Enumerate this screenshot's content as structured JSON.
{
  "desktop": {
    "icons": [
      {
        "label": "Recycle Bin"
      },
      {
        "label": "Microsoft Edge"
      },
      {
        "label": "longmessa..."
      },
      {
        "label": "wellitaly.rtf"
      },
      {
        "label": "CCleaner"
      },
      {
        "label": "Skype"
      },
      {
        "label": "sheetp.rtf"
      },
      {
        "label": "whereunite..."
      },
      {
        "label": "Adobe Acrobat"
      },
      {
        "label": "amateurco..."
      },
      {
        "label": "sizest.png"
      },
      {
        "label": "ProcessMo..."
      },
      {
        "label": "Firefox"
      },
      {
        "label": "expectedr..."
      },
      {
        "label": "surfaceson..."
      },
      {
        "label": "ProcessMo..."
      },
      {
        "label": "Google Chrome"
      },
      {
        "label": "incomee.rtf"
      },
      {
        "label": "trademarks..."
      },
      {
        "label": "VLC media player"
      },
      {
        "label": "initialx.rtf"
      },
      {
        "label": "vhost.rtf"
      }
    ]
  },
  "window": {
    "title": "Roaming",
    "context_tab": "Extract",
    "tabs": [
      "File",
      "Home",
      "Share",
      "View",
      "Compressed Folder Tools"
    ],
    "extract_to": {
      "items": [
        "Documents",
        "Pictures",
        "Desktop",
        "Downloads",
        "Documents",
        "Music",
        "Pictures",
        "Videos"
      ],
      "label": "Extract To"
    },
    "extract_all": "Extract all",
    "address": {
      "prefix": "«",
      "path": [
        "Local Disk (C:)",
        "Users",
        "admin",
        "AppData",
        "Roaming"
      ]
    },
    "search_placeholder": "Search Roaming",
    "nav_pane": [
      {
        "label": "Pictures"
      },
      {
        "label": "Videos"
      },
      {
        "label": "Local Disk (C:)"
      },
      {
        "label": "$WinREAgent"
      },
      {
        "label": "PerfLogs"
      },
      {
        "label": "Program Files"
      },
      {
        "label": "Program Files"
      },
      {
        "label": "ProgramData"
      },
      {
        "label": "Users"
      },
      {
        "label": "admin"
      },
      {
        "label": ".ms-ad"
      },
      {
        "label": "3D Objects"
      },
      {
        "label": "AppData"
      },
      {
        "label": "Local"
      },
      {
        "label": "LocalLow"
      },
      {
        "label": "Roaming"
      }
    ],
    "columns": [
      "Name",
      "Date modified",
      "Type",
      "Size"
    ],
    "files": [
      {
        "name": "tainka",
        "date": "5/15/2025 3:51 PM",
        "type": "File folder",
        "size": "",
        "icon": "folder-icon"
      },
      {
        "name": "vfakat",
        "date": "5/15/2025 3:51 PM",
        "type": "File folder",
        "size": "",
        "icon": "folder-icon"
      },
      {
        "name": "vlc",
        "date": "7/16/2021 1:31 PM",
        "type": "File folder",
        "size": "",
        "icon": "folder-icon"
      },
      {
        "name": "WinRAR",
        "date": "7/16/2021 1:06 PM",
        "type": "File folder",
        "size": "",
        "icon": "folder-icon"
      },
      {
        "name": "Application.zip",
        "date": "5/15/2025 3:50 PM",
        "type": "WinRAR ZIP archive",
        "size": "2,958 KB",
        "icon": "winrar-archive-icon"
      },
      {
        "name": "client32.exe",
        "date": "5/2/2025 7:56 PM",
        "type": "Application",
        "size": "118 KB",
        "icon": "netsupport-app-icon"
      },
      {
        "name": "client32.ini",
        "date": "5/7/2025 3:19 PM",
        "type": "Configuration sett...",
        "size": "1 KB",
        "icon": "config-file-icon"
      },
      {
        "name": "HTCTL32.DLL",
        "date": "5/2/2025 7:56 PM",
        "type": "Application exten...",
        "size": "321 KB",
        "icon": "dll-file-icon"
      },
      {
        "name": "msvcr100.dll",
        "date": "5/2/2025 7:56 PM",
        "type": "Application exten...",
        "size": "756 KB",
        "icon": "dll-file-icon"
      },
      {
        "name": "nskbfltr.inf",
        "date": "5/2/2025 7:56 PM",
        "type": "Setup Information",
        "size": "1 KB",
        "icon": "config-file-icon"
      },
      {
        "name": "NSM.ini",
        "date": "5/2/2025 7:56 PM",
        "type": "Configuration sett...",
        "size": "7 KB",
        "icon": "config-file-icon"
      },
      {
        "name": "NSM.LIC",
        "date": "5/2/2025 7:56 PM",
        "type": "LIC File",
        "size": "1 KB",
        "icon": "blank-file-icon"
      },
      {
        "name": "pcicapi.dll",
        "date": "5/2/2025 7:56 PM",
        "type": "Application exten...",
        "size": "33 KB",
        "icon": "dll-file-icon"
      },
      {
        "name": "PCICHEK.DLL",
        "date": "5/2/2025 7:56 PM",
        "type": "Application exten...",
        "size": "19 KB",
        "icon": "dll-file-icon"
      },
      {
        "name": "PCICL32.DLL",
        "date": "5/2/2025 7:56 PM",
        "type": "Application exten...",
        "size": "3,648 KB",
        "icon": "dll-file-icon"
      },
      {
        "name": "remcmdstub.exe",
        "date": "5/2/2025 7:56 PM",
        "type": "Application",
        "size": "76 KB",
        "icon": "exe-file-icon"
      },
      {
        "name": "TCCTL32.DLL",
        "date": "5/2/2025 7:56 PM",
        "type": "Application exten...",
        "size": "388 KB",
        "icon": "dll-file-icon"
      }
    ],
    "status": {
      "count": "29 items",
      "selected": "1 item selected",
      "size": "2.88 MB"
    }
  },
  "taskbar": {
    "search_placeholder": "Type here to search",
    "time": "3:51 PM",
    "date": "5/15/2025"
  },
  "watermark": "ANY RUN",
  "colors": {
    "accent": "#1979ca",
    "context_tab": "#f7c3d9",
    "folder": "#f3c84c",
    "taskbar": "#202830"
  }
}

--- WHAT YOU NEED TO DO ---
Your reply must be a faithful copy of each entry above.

--- TASK RESPONSE ---
Enumerate this screenshot's content as structured JSON.
{
  "desktop": {
    "icons": [
      {
        "label": "Recycle Bin"
      },
      {
        "label": "Microsoft Edge"
      },
      {
        "label": "longmessa..."
      },
      {
        "label": "wellitaly.rtf"
      },
      {
        "label": "CCleaner"
      },
      {
        "label": "Skype"
      },
      {
        "label": "sheetp.rtf"
      },
      {
        "label": "whereunite..."
      },
      {
        "label": "Adobe Acrobat"
      },
      {
        "label": "amateurco..."
      },
      {
        "label": "sizest.png"
      },
      {
        "label": "ProcessMo..."
      },
      {
        "label": "Firefox"
      },
      {
        "label": "expectedr..."
      },
      {
        "label": "surfaceson..."
      },
      {
        "label": "ProcessMo..."
      },
      {
        "label": "Google Chrome"
      },
      {
        "label": "incomee.rtf"
      },
      {
        "label": "trademarks..."
      },
      {
        "label": "VLC media player"
      },
      {
        "label": "initialx.rtf"
      },
      {
        "label": "vhost.rtf"
      }
    ]
  },
  "window": {
    "title": "Roaming",
    "context_tab": "Extract",
    "tabs": [
      "File",
      "Home",
      "Share",
      "View",
      "Compressed Folder Tools"
    ],
    "extract_to": {
      "items": [
        "Documents",
        "Pictures",
        "Desktop",
        "Downloads",
        "Documents",
        "Music",
        "Pictures",
        "Videos"
      ],
      "label": "Extract To"
    },
    "extract_all": "Extract all",
    "address": {
      "prefix": "«",
      "path": [
        "Local Disk (C:)",
        "Users",
        "admin",
        "AppData",
        "Roaming"
      ]
    },
    "search_placeholder": "Search Roaming",
    "nav_pane": [
      {
        "label": "Pictures"
      },
      {
        "label": "Videos"
      },
      {
        "label": "Local Disk (C:)"
      },
      {
        "label": "$WinREAgent"
      },
      {
        "label": "PerfLogs"
      },
      {
        "label": "Program Files"
      },
      {
        "label": "Program Files"
      },
      {
        "label": "ProgramData"
      },
      {
        "label": "Users"
      },
      {
        "label": "admin"
      },
      {
        "label": ".ms-ad"
      },
      {
        "label": "3D Objects"
      },
      {
        "label": "AppData"
      },
      {
        "label": "Local"
      },
      {
        "label": "LocalLow"
      },
      {
        "label": "Roaming"
      }
    ],
    "columns": [
      "Name",
      "Date modified",
      "Type",
      "Size"
    ],
    "files": [
      {
        "name": "tainka",
        "date": "5/15/2025 3:51 PM",
        "type": "File folder",
        "size": "",
        "icon": "folder-icon"
      },
      {
        "name": "vfakat",
        "date": "5/15/2025 3:51 PM",
        "type": "File folder",
        "size": "",
        "icon": "folder-icon"
      },
      {
        "name": "vlc",
        "date": "7/16/2021 1:31 PM",
        "type": "File folder",
        "size": "",
        "icon": "folder-icon"
      },
      {
        "name": "WinRAR",
        "date": "7/16/2021 1:06 PM",
        "type": "File folder",
        "size": "",
        "icon": "folder-icon"
      },
      {
        "name": "Application.zip",
        "date": "5/15/2025 3:50 PM",
        "type": "WinRAR ZIP archive",
        "size": "2,958 KB",
        "icon": "winrar-archive-icon"
      },
      {
        "name": "client32.exe",
        "date": "5/2/2025 7:56 PM",
        "type": "Application",
        "size": "118 KB",
        "icon": "netsupport-app-icon"
      },
      {
        "name": "client32.ini",
        "date": "5/7/2025 3:19 PM",
        "type": "Configuration sett...",
        "size": "1 KB",
        "icon": "config-file-icon"
      },
      {
        "name": "HTCTL32.DLL",
        "date": "5/2/2025 7:56 PM",
        "type": "Application exten...",
        "size": "321 KB",
        "icon": "dll-file-icon"
      },
      {
        "name": "msvcr100.dll",
        "date": "5/2/2025 7:56 PM",
        "type": "Application exten...",
        "size": "756 KB",
        "icon": "dll-file-icon"
      },
      {
        "name": "nskbfltr.inf",
        "date": "5/2/2025 7:56 PM",
        "type": "Setup Information",
        "size": "1 KB",
        "icon": "config-file-icon"
      },
      {
        "name": "NSM.ini",
        "date": "5/2/2025 7:56 PM",
        "type": "Configuration sett...",
        "size": "7 KB",
        "icon": "config-file-icon"
      },
      {
        "name": "NSM.LIC",
        "date": "5/2/2025 7:56 PM",
        "type": "LIC File",
        "size": "1 KB",
        "icon": "blank-file-icon"
      },
      {
        "name": "pcicapi.dll",
        "date": "5/2/2025 7:56 PM",
        "type": "Application exten...",
        "size": "33 KB",
        "icon": "dll-file-icon"
      },
      {
        "name": "PCICHEK.DLL",
        "date": "5/2/2025 7:56 PM",
        "type": "Application exten...",
        "size": "19 KB",
        "icon": "dll-file-icon"
      },
      {
        "name": "PCICL32.DLL",
        "date": "5/2/2025 7:56 PM",
        "type": "Application exten...",
        "size": "3,648 KB",
        "icon": "dll-file-icon"
      },
      {
        "name": "remcmdstub.exe",
        "date": "5/2/2025 7:56 PM",
        "type": "Application",
        "size": "76 KB",
        "icon": "exe-file-icon"
      },
      {
        "name": "TCCTL32.DLL",
        "date": "5/2/2025 7:56 PM",
        "type": "Application exten...",
        "size": "388 KB",
        "icon": "dll-file-icon"
      }
    ],
    "status": {
      "count": "29 items",
      "selected": "1 item selected",
      "size": "2.88 MB"
    }
  },
  "taskbar": {
    "search_placeholder": "Type here to search",
    "time": "3:51 PM",
    "date": "5/15/2025"
  },
  "watermark": "ANY RUN",
  "colors": {
    "accent": "#1979ca",
    "context_tab": "#f7c3d9",
    "folder": "#f3c84c",
    "taskbar": "#202830"
  }
}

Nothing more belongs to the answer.